Task to complete:
Print out each entry without alteration, and keep the pictures out.

Recorded information:
┌──

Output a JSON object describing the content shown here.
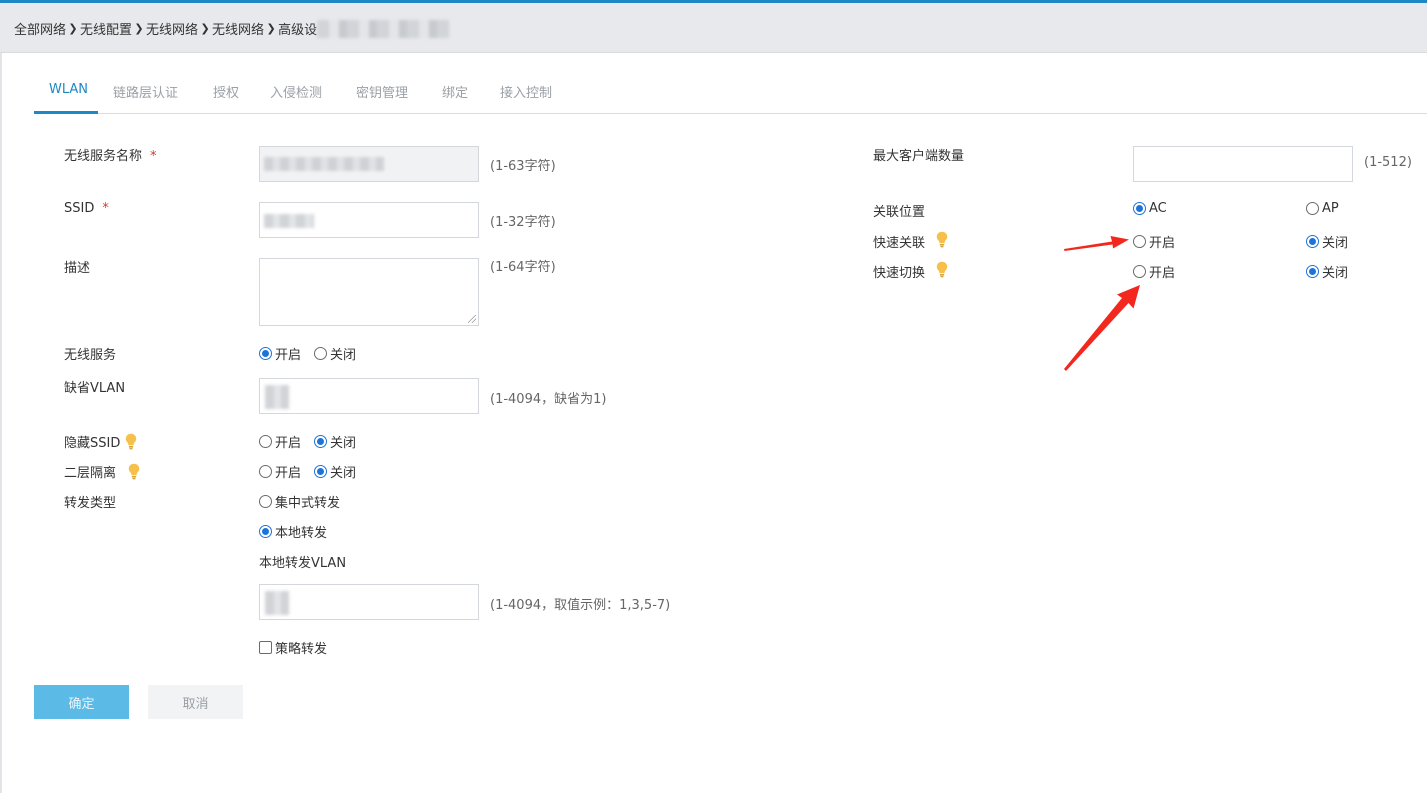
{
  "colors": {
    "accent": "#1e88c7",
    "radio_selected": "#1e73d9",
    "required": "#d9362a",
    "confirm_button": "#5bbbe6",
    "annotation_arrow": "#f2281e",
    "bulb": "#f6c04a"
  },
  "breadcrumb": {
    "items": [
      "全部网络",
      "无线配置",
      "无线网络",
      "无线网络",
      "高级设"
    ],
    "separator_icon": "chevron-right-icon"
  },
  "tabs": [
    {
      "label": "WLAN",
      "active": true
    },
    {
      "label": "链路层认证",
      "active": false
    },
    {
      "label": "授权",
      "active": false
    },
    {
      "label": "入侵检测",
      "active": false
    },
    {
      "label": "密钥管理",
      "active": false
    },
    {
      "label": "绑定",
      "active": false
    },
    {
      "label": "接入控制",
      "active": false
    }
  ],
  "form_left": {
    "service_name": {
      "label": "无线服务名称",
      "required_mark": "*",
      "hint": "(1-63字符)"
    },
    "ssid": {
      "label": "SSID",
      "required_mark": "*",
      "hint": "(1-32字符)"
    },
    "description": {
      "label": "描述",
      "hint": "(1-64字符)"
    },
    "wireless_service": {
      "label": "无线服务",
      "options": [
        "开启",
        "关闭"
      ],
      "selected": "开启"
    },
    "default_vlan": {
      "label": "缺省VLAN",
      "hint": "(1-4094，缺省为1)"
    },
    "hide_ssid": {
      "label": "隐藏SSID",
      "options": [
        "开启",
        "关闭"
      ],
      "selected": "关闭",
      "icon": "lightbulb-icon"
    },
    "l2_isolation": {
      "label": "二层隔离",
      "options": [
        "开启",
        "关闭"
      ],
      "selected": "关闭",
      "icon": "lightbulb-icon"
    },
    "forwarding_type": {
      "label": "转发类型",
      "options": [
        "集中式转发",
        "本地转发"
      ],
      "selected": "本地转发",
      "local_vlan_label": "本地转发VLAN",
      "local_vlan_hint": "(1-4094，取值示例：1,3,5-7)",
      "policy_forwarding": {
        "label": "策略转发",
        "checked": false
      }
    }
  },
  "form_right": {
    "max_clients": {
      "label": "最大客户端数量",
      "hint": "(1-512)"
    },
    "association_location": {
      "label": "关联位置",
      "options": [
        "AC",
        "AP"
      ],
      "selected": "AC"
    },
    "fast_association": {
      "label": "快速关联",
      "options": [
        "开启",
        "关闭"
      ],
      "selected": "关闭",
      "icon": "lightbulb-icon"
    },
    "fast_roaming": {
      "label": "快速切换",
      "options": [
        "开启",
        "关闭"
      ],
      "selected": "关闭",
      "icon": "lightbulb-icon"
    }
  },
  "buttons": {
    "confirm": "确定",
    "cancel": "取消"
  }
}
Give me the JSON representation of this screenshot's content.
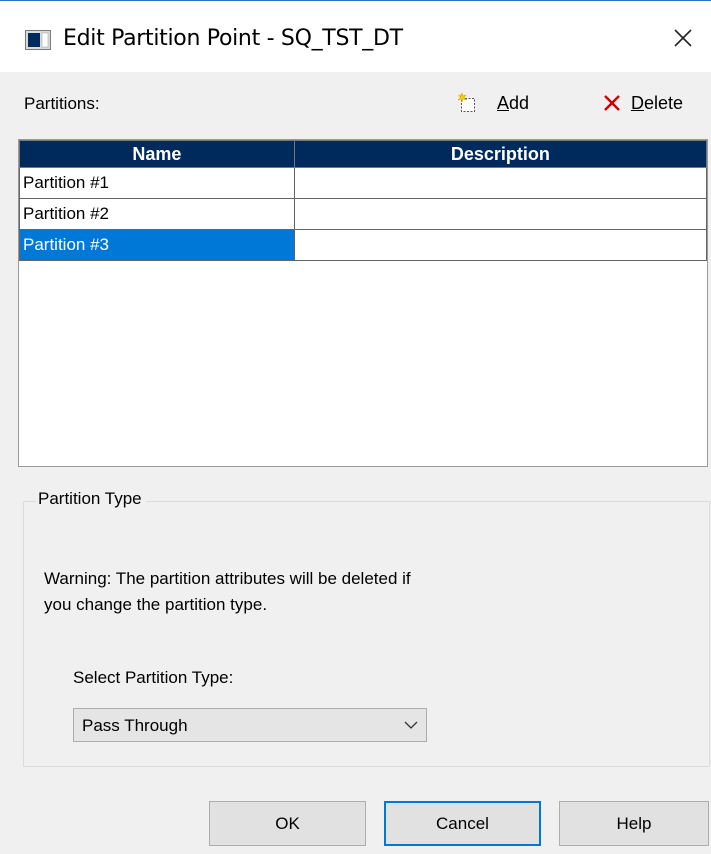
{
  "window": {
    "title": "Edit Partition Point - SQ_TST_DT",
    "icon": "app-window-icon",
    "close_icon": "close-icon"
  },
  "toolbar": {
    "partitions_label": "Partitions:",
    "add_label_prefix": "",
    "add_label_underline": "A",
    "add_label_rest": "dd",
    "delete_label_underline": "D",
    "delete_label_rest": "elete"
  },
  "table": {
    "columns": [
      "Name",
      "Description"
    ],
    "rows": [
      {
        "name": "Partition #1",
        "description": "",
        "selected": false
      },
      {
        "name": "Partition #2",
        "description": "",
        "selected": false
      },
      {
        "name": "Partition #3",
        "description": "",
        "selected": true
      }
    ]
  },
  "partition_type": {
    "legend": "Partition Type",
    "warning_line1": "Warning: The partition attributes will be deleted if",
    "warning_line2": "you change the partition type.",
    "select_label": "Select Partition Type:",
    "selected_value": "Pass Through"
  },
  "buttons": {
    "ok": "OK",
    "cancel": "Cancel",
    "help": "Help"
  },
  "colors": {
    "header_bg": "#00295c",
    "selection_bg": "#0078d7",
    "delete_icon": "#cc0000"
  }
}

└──

Solution below:
Output a JSON object describing the content shown here.
{
  "colors": {
    "accent": "#1e88c7",
    "radio_selected": "#1e73d9",
    "required": "#d9362a",
    "confirm_button": "#5bbbe6",
    "annotation_arrow": "#f2281e",
    "bulb": "#f6c04a"
  },
  "breadcrumb": {
    "items": [
      "全部网络",
      "无线配置",
      "无线网络",
      "无线网络",
      "高级设"
    ],
    "separator_icon": "chevron-right-icon"
  },
  "tabs": [
    {
      "label": "WLAN",
      "active": true
    },
    {
      "label": "链路层认证",
      "active": false
    },
    {
      "label": "授权",
      "active": false
    },
    {
      "label": "入侵检测",
      "active": false
    },
    {
      "label": "密钥管理",
      "active": false
    },
    {
      "label": "绑定",
      "active": false
    },
    {
      "label": "接入控制",
      "active": false
    }
  ],
  "form_left": {
    "service_name": {
      "label": "无线服务名称",
      "required_mark": "*",
      "hint": "(1-63字符)"
    },
    "ssid": {
      "label": "SSID",
      "required_mark": "*",
      "hint": "(1-32字符)"
    },
    "description": {
      "label": "描述",
      "hint": "(1-64字符)"
    },
    "wireless_service": {
      "label": "无线服务",
      "options": [
        "开启",
        "关闭"
      ],
      "selected": "开启"
    },
    "default_vlan": {
      "label": "缺省VLAN",
      "hint": "(1-4094，缺省为1)"
    },
    "hide_ssid": {
      "label": "隐藏SSID",
      "options": [
        "开启",
        "关闭"
      ],
      "selected": "关闭",
      "icon": "lightbulb-icon"
    },
    "l2_isolation": {
      "label": "二层隔离",
      "options": [
        "开启",
        "关闭"
      ],
      "selected": "关闭",
      "icon": "lightbulb-icon"
    },
    "forwarding_type": {
      "label": "转发类型",
      "options": [
        "集中式转发",
        "本地转发"
      ],
      "selected": "本地转发",
      "local_vlan_label": "本地转发VLAN",
      "local_vlan_hint": "(1-4094，取值示例：1,3,5-7)",
      "policy_forwarding": {
        "label": "策略转发",
        "checked": false
      }
    }
  },
  "form_right": {
    "max_clients": {
      "label": "最大客户端数量",
      "hint": "(1-512)"
    },
    "association_location": {
      "label": "关联位置",
      "options": [
        "AC",
        "AP"
      ],
      "selected": "AC"
    },
    "fast_association": {
      "label": "快速关联",
      "options": [
        "开启",
        "关闭"
      ],
      "selected": "关闭",
      "icon": "lightbulb-icon"
    },
    "fast_roaming": {
      "label": "快速切换",
      "options": [
        "开启",
        "关闭"
      ],
      "selected": "关闭",
      "icon": "lightbulb-icon"
    }
  },
  "buttons": {
    "confirm": "确定",
    "cancel": "取消"
  }
}
Give me the JSON representation of this screenshot's content.
{
  "window": {
    "title": "Edit Partition Point - SQ_TST_DT",
    "icon": "app-window-icon",
    "close_icon": "close-icon"
  },
  "toolbar": {
    "partitions_label": "Partitions:",
    "add_label_prefix": "",
    "add_label_underline": "A",
    "add_label_rest": "dd",
    "delete_label_underline": "D",
    "delete_label_rest": "elete"
  },
  "table": {
    "columns": [
      "Name",
      "Description"
    ],
    "rows": [
      {
        "name": "Partition #1",
        "description": "",
        "selected": false
      },
      {
        "name": "Partition #2",
        "description": "",
        "selected": false
      },
      {
        "name": "Partition #3",
        "description": "",
        "selected": true
      }
    ]
  },
  "partition_type": {
    "legend": "Partition Type",
    "warning_line1": "Warning: The partition attributes will be deleted if",
    "warning_line2": "you change the partition type.",
    "select_label": "Select Partition Type:",
    "selected_value": "Pass Through"
  },
  "buttons": {
    "ok": "OK",
    "cancel": "Cancel",
    "help": "Help"
  },
  "colors": {
    "header_bg": "#00295c",
    "selection_bg": "#0078d7",
    "delete_icon": "#cc0000"
  }
}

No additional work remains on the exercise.